**Task goal:**
Your reply should repeat all records verbatim and contain no images.

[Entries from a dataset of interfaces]

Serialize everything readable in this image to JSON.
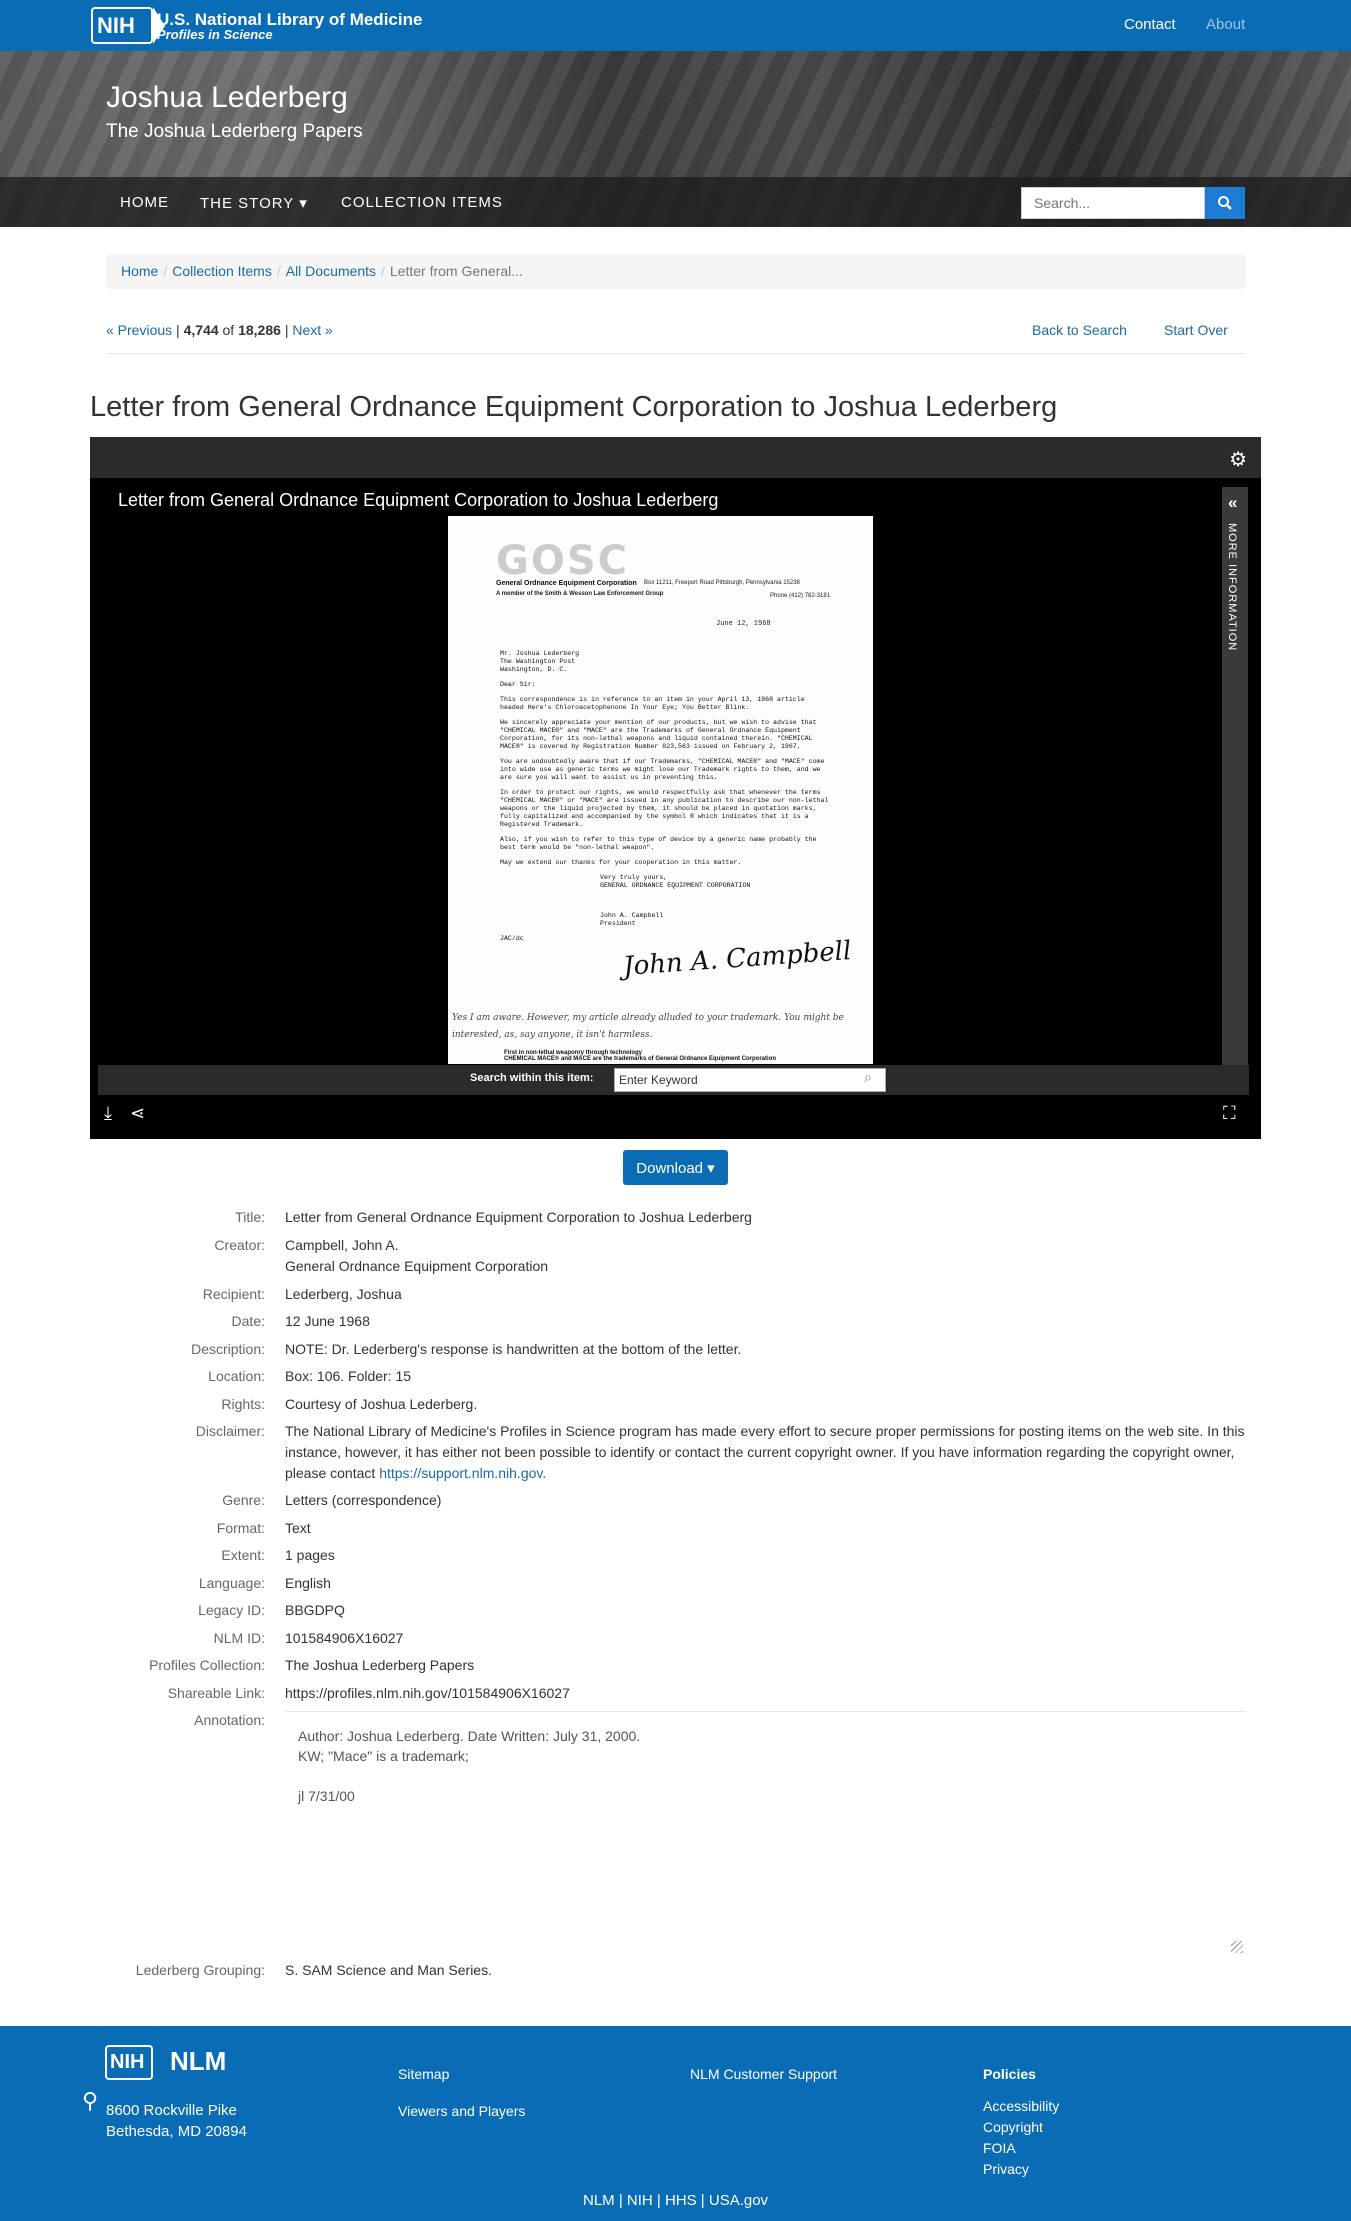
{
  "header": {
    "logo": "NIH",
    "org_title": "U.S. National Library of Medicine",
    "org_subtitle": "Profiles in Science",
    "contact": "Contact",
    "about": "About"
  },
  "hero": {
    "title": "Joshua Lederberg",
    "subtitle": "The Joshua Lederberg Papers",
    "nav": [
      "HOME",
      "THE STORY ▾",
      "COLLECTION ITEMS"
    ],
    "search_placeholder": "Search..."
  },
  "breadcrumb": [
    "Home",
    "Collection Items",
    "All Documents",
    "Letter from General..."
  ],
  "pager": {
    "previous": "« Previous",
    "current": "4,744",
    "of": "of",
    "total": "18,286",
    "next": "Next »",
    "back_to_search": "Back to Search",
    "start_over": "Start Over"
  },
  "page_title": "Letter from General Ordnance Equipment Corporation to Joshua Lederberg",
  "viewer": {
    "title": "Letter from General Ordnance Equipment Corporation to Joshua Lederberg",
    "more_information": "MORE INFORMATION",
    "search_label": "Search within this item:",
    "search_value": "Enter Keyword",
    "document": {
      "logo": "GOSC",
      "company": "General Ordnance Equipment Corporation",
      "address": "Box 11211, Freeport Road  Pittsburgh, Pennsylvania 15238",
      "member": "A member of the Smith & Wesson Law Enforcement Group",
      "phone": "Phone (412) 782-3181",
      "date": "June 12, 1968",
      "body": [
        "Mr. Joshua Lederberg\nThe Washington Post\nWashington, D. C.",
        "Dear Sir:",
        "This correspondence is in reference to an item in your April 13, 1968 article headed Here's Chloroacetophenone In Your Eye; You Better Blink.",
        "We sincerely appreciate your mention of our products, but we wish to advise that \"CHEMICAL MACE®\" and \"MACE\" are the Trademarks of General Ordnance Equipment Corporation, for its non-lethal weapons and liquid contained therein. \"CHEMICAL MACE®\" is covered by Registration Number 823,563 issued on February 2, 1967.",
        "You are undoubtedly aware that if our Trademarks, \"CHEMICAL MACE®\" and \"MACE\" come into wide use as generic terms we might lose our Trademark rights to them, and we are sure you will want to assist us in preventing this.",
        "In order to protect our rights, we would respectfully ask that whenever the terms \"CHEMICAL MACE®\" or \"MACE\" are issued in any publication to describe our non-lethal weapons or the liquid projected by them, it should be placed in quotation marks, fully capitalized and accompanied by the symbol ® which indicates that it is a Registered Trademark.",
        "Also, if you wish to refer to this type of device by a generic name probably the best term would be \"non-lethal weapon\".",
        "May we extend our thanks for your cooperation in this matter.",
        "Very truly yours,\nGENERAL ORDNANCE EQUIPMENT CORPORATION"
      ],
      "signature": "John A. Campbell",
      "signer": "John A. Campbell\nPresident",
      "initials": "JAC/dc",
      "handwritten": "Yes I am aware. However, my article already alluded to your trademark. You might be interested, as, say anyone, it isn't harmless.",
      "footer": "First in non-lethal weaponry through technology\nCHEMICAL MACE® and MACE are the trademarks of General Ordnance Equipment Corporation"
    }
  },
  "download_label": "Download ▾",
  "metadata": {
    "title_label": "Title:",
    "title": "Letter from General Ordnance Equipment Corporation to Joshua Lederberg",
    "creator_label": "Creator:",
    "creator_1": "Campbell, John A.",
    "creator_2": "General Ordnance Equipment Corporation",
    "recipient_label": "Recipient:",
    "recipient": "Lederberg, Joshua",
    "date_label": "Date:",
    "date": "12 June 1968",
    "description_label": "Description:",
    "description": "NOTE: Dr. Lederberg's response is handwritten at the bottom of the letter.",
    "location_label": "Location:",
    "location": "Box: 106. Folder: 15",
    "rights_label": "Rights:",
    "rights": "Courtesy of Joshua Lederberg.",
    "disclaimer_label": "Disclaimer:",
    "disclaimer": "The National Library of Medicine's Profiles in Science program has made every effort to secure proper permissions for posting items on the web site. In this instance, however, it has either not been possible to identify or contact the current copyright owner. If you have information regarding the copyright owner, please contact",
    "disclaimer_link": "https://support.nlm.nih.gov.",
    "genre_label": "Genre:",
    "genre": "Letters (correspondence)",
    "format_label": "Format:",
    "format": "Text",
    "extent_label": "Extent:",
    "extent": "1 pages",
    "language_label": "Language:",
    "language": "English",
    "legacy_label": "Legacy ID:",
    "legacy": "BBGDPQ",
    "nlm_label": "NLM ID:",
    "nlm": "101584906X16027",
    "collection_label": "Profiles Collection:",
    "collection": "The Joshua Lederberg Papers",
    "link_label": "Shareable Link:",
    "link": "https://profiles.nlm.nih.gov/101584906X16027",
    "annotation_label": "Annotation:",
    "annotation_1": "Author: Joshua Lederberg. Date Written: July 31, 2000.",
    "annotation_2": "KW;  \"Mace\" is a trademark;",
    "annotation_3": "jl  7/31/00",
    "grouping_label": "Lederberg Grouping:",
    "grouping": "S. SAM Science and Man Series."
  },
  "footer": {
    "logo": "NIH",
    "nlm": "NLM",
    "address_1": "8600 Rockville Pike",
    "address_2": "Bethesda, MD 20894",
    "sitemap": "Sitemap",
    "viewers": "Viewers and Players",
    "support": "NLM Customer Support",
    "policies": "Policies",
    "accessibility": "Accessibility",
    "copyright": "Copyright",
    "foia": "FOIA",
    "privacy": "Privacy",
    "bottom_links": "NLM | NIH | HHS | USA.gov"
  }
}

**Response below:**
Serialize everything readable in this image to JSON.
{
  "header": {
    "logo": "NIH",
    "org_title": "U.S. National Library of Medicine",
    "org_subtitle": "Profiles in Science",
    "contact": "Contact",
    "about": "About"
  },
  "hero": {
    "title": "Joshua Lederberg",
    "subtitle": "The Joshua Lederberg Papers",
    "nav": [
      "HOME",
      "THE STORY ▾",
      "COLLECTION ITEMS"
    ],
    "search_placeholder": "Search..."
  },
  "breadcrumb": [
    "Home",
    "Collection Items",
    "All Documents",
    "Letter from General..."
  ],
  "pager": {
    "previous": "« Previous",
    "current": "4,744",
    "of": "of",
    "total": "18,286",
    "next": "Next »",
    "back_to_search": "Back to Search",
    "start_over": "Start Over"
  },
  "page_title": "Letter from General Ordnance Equipment Corporation to Joshua Lederberg",
  "viewer": {
    "title": "Letter from General Ordnance Equipment Corporation to Joshua Lederberg",
    "more_information": "MORE INFORMATION",
    "search_label": "Search within this item:",
    "search_value": "Enter Keyword",
    "document": {
      "logo": "GOSC",
      "company": "General Ordnance Equipment Corporation",
      "address": "Box 11211, Freeport Road  Pittsburgh, Pennsylvania 15238",
      "member": "A member of the Smith & Wesson Law Enforcement Group",
      "phone": "Phone (412) 782-3181",
      "date": "June 12, 1968",
      "body": [
        "Mr. Joshua Lederberg\nThe Washington Post\nWashington, D. C.",
        "Dear Sir:",
        "This correspondence is in reference to an item in your April 13, 1968 article headed Here's Chloroacetophenone In Your Eye; You Better Blink.",
        "We sincerely appreciate your mention of our products, but we wish to advise that \"CHEMICAL MACE®\" and \"MACE\" are the Trademarks of General Ordnance Equipment Corporation, for its non-lethal weapons and liquid contained therein. \"CHEMICAL MACE®\" is covered by Registration Number 823,563 issued on February 2, 1967.",
        "You are undoubtedly aware that if our Trademarks, \"CHEMICAL MACE®\" and \"MACE\" come into wide use as generic terms we might lose our Trademark rights to them, and we are sure you will want to assist us in preventing this.",
        "In order to protect our rights, we would respectfully ask that whenever the terms \"CHEMICAL MACE®\" or \"MACE\" are issued in any publication to describe our non-lethal weapons or the liquid projected by them, it should be placed in quotation marks, fully capitalized and accompanied by the symbol ® which indicates that it is a Registered Trademark.",
        "Also, if you wish to refer to this type of device by a generic name probably the best term would be \"non-lethal weapon\".",
        "May we extend our thanks for your cooperation in this matter.",
        "Very truly yours,\nGENERAL ORDNANCE EQUIPMENT CORPORATION"
      ],
      "signature": "John A. Campbell",
      "signer": "John A. Campbell\nPresident",
      "initials": "JAC/dc",
      "handwritten": "Yes I am aware. However, my article already alluded to your trademark. You might be interested, as, say anyone, it isn't harmless.",
      "footer": "First in non-lethal weaponry through technology\nCHEMICAL MACE® and MACE are the trademarks of General Ordnance Equipment Corporation"
    }
  },
  "download_label": "Download ▾",
  "metadata": {
    "title_label": "Title:",
    "title": "Letter from General Ordnance Equipment Corporation to Joshua Lederberg",
    "creator_label": "Creator:",
    "creator_1": "Campbell, John A.",
    "creator_2": "General Ordnance Equipment Corporation",
    "recipient_label": "Recipient:",
    "recipient": "Lederberg, Joshua",
    "date_label": "Date:",
    "date": "12 June 1968",
    "description_label": "Description:",
    "description": "NOTE: Dr. Lederberg's response is handwritten at the bottom of the letter.",
    "location_label": "Location:",
    "location": "Box: 106. Folder: 15",
    "rights_label": "Rights:",
    "rights": "Courtesy of Joshua Lederberg.",
    "disclaimer_label": "Disclaimer:",
    "disclaimer": "The National Library of Medicine's Profiles in Science program has made every effort to secure proper permissions for posting items on the web site. In this instance, however, it has either not been possible to identify or contact the current copyright owner. If you have information regarding the copyright owner, please contact",
    "disclaimer_link": "https://support.nlm.nih.gov.",
    "genre_label": "Genre:",
    "genre": "Letters (correspondence)",
    "format_label": "Format:",
    "format": "Text",
    "extent_label": "Extent:",
    "extent": "1 pages",
    "language_label": "Language:",
    "language": "English",
    "legacy_label": "Legacy ID:",
    "legacy": "BBGDPQ",
    "nlm_label": "NLM ID:",
    "nlm": "101584906X16027",
    "collection_label": "Profiles Collection:",
    "collection": "The Joshua Lederberg Papers",
    "link_label": "Shareable Link:",
    "link": "https://profiles.nlm.nih.gov/101584906X16027",
    "annotation_label": "Annotation:",
    "annotation_1": "Author: Joshua Lederberg. Date Written: July 31, 2000.",
    "annotation_2": "KW;  \"Mace\" is a trademark;",
    "annotation_3": "jl  7/31/00",
    "grouping_label": "Lederberg Grouping:",
    "grouping": "S. SAM Science and Man Series."
  },
  "footer": {
    "logo": "NIH",
    "nlm": "NLM",
    "address_1": "8600 Rockville Pike",
    "address_2": "Bethesda, MD 20894",
    "sitemap": "Sitemap",
    "viewers": "Viewers and Players",
    "support": "NLM Customer Support",
    "policies": "Policies",
    "accessibility": "Accessibility",
    "copyright": "Copyright",
    "foia": "FOIA",
    "privacy": "Privacy",
    "bottom_links": "NLM | NIH | HHS | USA.gov"
  }
}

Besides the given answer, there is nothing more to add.